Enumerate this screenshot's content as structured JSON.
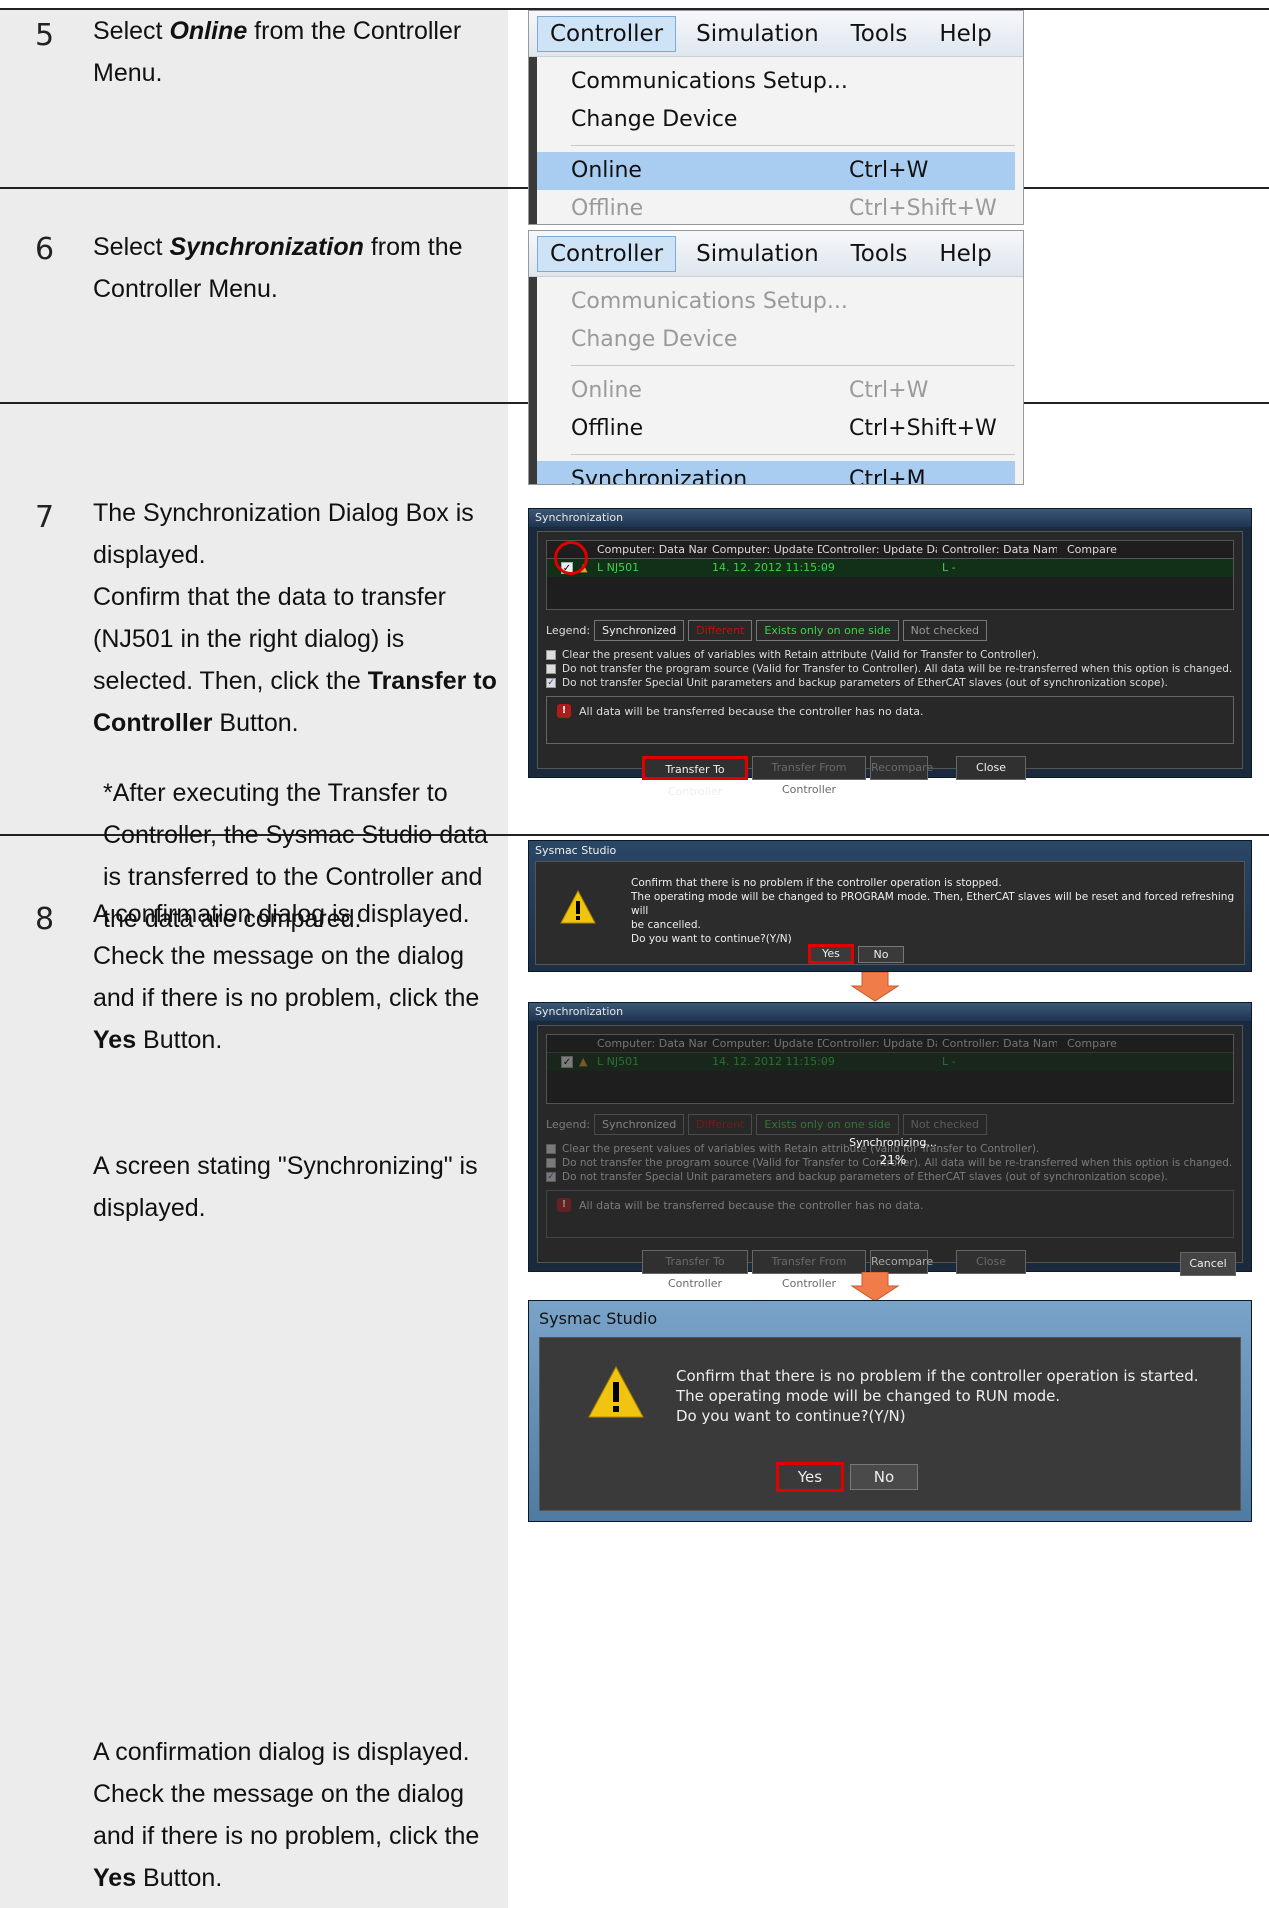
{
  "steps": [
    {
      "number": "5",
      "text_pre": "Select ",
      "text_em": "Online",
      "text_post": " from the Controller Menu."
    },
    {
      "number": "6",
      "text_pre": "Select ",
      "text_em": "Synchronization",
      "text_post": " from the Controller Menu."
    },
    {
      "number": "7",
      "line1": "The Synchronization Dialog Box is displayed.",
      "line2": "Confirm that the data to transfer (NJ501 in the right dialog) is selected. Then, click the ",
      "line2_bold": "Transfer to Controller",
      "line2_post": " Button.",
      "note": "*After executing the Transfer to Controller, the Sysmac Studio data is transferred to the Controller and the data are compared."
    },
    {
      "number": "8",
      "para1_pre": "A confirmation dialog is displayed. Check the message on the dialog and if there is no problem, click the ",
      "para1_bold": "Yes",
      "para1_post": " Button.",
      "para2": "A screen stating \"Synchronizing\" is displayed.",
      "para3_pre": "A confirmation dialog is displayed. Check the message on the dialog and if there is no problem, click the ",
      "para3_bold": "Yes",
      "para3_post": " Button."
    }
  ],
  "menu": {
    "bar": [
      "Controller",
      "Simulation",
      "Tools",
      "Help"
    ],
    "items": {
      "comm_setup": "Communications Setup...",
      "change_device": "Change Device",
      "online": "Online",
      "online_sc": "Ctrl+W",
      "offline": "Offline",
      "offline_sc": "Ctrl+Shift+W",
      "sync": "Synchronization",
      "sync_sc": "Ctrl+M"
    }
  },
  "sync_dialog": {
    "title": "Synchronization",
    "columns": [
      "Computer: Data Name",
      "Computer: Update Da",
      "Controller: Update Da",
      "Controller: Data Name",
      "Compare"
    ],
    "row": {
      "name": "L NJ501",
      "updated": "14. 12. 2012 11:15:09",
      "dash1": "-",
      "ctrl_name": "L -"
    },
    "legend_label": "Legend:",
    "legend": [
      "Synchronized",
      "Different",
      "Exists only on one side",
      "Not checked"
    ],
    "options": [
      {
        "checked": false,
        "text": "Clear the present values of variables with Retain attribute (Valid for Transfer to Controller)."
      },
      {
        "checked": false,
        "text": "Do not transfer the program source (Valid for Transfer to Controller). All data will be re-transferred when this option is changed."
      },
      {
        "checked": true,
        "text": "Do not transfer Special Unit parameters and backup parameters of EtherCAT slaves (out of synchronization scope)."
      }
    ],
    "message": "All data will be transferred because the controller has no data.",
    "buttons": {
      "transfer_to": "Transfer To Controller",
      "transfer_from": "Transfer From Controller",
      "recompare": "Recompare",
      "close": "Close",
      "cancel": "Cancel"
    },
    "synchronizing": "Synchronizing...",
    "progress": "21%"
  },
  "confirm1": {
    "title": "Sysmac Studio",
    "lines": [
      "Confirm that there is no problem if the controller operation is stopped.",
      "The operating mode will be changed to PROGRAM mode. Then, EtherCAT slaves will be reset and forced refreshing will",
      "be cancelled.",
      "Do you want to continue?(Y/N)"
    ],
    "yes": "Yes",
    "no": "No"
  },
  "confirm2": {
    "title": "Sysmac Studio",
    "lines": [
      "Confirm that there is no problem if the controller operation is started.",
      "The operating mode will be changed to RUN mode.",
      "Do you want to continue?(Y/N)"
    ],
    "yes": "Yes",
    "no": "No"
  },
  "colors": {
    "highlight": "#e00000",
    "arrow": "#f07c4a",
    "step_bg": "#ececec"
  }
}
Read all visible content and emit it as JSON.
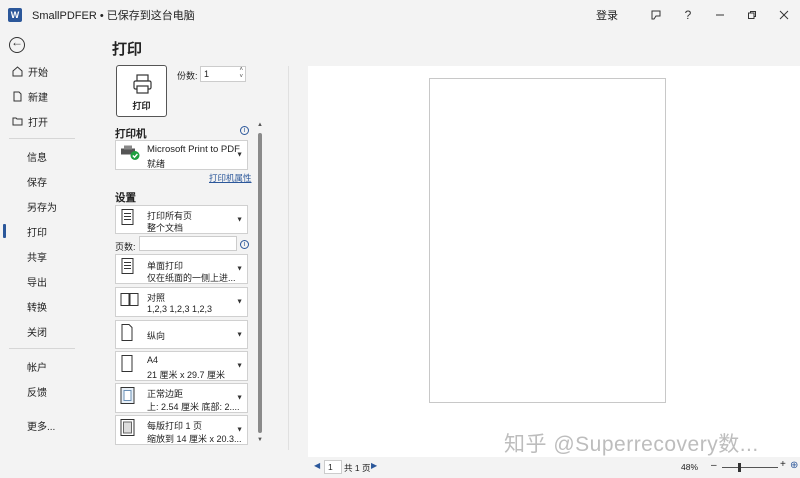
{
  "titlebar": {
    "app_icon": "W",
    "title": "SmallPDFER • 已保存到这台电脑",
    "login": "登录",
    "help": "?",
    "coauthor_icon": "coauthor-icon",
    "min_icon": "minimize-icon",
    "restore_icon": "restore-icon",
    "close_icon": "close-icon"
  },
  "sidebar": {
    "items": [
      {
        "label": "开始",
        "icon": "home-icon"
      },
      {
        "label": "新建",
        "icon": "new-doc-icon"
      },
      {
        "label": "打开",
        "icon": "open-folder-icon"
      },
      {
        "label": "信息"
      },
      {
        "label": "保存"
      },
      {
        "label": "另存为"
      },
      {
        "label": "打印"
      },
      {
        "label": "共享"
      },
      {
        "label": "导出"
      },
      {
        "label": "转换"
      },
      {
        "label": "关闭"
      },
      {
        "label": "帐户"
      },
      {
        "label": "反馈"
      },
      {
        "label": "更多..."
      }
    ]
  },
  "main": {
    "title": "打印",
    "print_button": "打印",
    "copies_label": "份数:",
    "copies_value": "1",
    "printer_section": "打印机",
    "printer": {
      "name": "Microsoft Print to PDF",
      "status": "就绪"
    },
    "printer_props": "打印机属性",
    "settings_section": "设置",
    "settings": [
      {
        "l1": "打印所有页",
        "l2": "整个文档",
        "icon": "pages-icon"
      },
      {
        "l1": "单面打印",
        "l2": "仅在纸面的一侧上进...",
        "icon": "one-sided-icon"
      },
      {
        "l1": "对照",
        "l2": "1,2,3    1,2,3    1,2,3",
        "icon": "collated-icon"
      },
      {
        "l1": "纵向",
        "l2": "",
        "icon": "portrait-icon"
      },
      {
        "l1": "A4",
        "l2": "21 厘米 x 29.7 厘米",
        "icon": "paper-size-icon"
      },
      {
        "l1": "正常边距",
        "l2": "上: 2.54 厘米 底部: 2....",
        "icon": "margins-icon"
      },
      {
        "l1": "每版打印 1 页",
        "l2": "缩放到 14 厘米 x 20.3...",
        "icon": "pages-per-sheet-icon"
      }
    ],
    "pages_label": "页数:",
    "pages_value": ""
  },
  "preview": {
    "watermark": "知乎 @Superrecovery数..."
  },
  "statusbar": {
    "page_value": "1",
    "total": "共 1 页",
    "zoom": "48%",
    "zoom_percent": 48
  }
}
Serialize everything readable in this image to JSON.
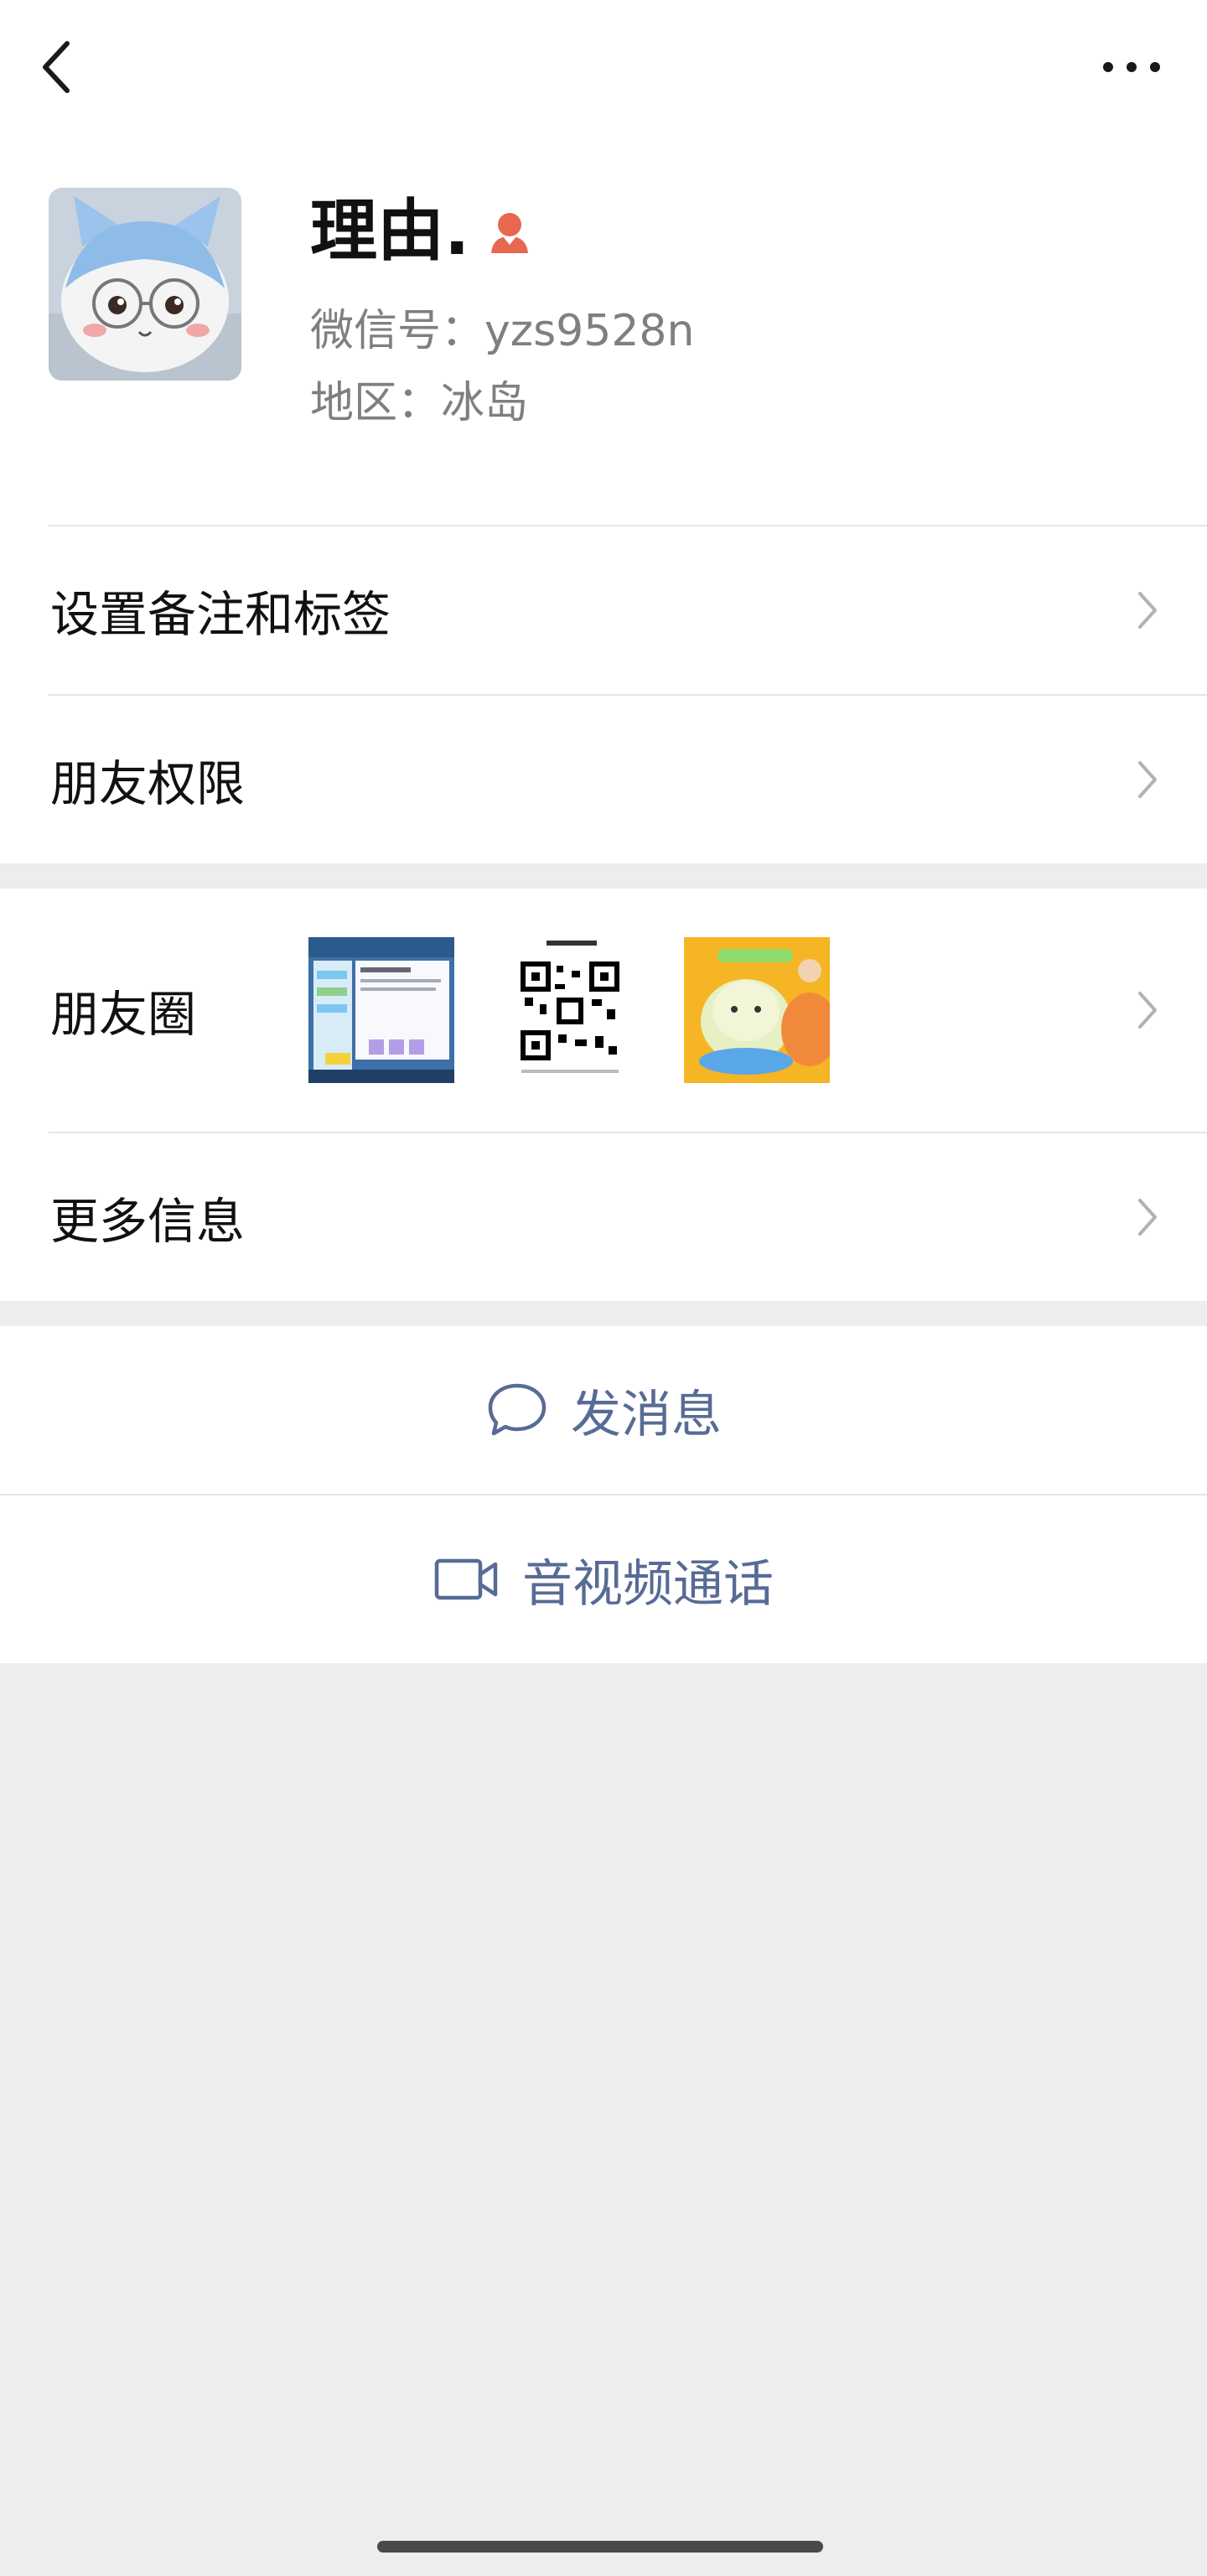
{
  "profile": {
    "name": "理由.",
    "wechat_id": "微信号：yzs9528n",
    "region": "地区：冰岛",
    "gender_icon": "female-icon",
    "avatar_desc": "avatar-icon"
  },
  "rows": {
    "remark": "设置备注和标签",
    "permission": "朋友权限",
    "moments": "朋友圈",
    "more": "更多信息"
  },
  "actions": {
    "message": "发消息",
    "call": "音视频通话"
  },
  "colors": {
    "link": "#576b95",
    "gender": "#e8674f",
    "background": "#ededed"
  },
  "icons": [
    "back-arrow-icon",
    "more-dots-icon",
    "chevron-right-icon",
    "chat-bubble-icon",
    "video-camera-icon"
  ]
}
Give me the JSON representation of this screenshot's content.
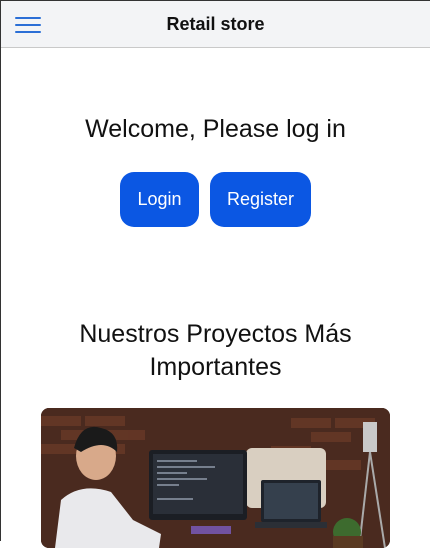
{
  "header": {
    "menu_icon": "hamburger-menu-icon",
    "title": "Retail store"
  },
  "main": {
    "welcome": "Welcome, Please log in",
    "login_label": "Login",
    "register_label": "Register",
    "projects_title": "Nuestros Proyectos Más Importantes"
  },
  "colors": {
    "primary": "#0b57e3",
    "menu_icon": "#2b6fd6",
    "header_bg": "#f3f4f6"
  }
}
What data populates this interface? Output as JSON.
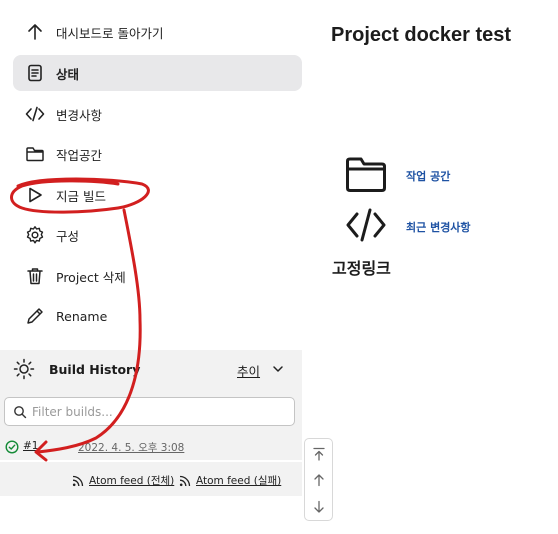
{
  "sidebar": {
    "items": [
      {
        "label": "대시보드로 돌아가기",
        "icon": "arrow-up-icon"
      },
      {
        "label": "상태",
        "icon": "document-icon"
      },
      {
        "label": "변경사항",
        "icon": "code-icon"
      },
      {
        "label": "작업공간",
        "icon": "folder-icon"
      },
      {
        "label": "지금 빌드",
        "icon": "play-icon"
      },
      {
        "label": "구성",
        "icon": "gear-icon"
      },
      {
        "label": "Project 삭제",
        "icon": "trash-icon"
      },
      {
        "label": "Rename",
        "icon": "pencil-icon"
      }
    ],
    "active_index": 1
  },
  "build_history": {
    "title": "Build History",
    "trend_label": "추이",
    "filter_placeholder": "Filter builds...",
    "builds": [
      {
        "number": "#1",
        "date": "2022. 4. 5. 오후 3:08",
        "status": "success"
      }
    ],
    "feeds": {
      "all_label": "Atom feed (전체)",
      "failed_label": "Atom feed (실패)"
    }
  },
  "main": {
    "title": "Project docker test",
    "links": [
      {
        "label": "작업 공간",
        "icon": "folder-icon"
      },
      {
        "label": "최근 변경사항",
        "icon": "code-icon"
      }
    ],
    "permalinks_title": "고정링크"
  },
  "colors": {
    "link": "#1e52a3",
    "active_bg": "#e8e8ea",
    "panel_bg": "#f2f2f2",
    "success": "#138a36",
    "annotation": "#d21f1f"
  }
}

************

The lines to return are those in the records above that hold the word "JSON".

WRITTEN SOLUTION
Enumerate this screenshot's content as structured JSON.
Read all visible content and emit it as JSON.
Serialize everything readable in this image to JSON.
Give me the JSON representation of this screenshot's content.
What data populates this interface? Output as JSON.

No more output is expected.